Inventors Lab . . . Protecting Your Idea
Will Someone Take Your Idea?
One of the biggest fears I see among inventors is that someone will “steal” their idea. It’s not unreasonable, especially if it’s a sweet idea, but with a little care and some confidentiality, you need not let this fear constrain your pursuit.
Be prudent in how you share ideas. To succeed, you do need to share with those that can help you, so let’s talk about the smart ways to do it.
Patents are the first thing many people think about for protecting ideas. Yes, they can be good in many ways, but they also have their down-sides — namely cost and time. Depending on your situation, a Patent may be exactly what is needed. Don’t go hastily, however. There may be alternatives that can save a bundle — or at least delay the investment and allow time for the concepts to mature.
Alternatives for confidentiality include Provisional Patents, Design Patents, NDA’s, and Trade Secrets. Seek knowledgeable advise, of course, because all of these have their place.
Stay tuned, we’ll discuss some of the legal agreements below, and a lot more about patents in the next Inventors Lab topic.
Legal Agreements – NDA
One smart thing is to use something called a CONFIDENTIALITY AGREEMENT — also known as an NDA (or Non-Disclosure Agreement) — which is a legal promise not to share.

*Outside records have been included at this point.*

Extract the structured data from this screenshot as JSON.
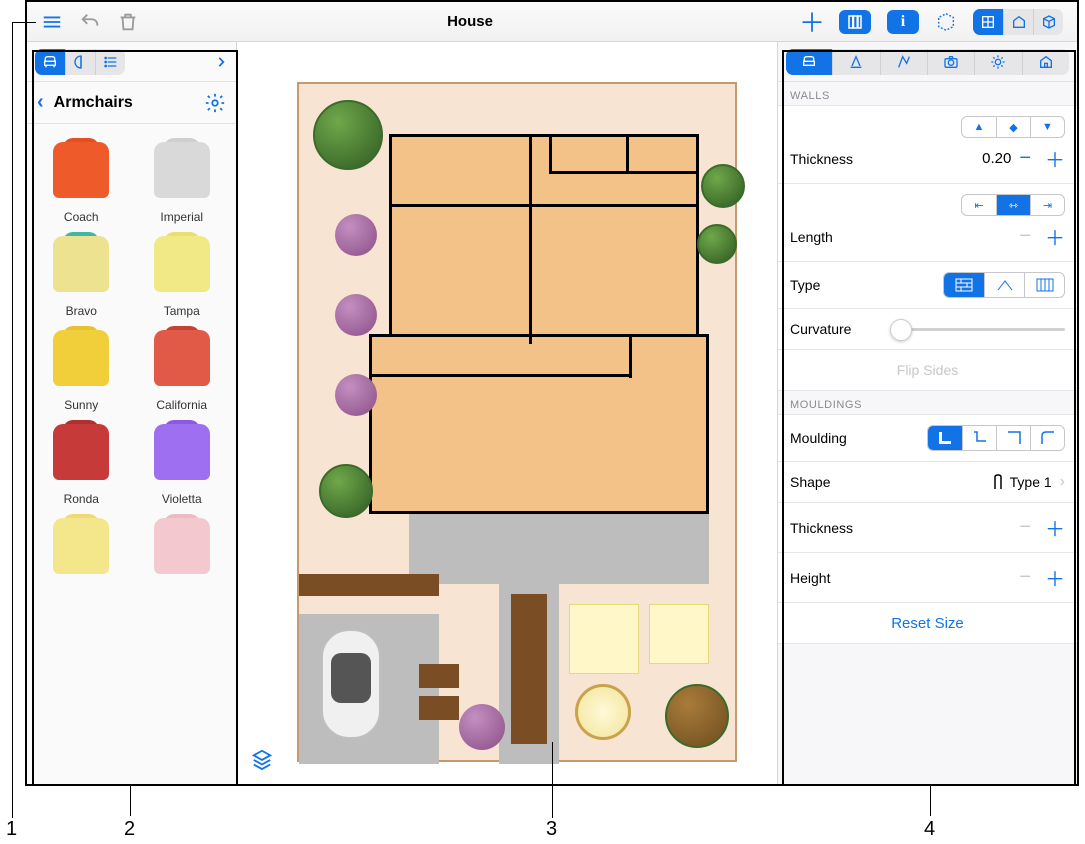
{
  "header": {
    "title": "House"
  },
  "library": {
    "category": "Armchairs",
    "items": [
      {
        "label": "Coach",
        "color": "#ef5a2a",
        "back": "#e2501f"
      },
      {
        "label": "Imperial",
        "color": "#d9d9d9",
        "back": "#cfcfcf"
      },
      {
        "label": "Bravo",
        "color": "#ece290",
        "back": "#3fb6a6"
      },
      {
        "label": "Tampa",
        "color": "#f0e986",
        "back": "#e9df6e"
      },
      {
        "label": "Sunny",
        "color": "#f1cf3b",
        "back": "#e7c22e"
      },
      {
        "label": "California",
        "color": "#e05a47",
        "back": "#c34231"
      },
      {
        "label": "Ronda",
        "color": "#c63a3a",
        "back": "#b12f2f"
      },
      {
        "label": "Violetta",
        "color": "#9e6ff0",
        "back": "#8a5ae0"
      },
      {
        "label": "",
        "color": "#f4e68a",
        "back": "#eedb72"
      },
      {
        "label": "",
        "color": "#f3c9cf",
        "back": "#eebac1"
      }
    ]
  },
  "inspector": {
    "walls_header": "WALLS",
    "thickness_label": "Thickness",
    "thickness_value": "0.20",
    "length_label": "Length",
    "type_label": "Type",
    "curvature_label": "Curvature",
    "flip_label": "Flip Sides",
    "mouldings_header": "MOULDINGS",
    "moulding_label": "Moulding",
    "shape_label": "Shape",
    "shape_value": "Type 1",
    "m_thickness_label": "Thickness",
    "height_label": "Height",
    "reset_label": "Reset Size"
  },
  "callouts": {
    "n1": "1",
    "n2": "2",
    "n3": "3",
    "n4": "4"
  }
}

The essence of an NDA reminds everyone that there is Intellectual Property involved, and all parties need to show respect to the ownership of the IP. Again, my experience shows that reputable vendors are not interested in “stealing” your idea, they just want to help. The NDA then serves as a formal reminder that the content of the project must be considered confidential. If they’re reputable, they’ll honor it.

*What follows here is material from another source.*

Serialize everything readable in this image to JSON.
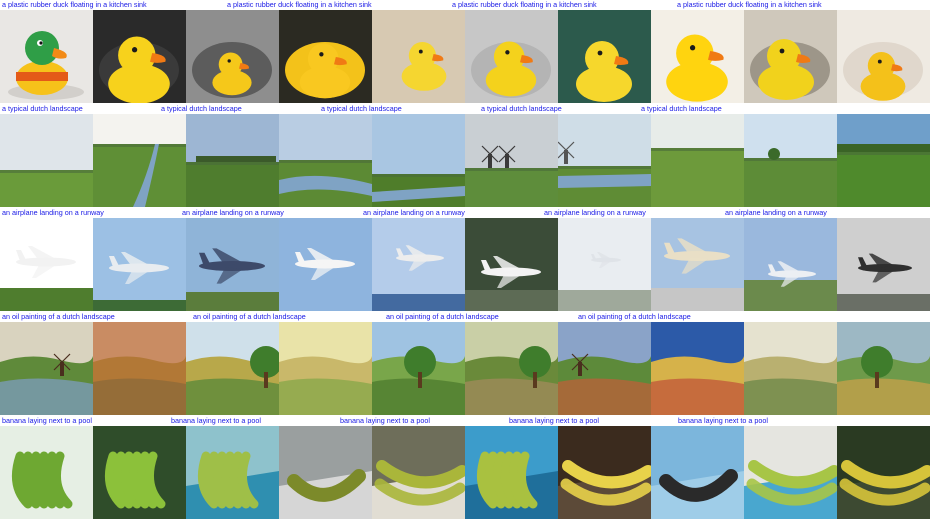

An attorney is the best source for an NDA if you want something specific, but that can get expensive. From what I’ve seen, every attorney’s office has “their version” of an NDA, and though they are all a little different, they basically all say the same things — some are just more wordy. Whatever you use, make sure you understand what is being said — and remember, the confidentiality agreement goes both ways.
As an alternative, to purchasing your own special NDA, we’ve posted our “boiler-plate” one with this page for download. It’s simple and concise as a good place to start. Feel free to use this as a base, or modify it to fit your specific needs — but . . .
Finally, please remember, these documents don’t guarantee anything. They’re good to have, but your FIRST, and most important course is to use judgment when you talk with others about your invention.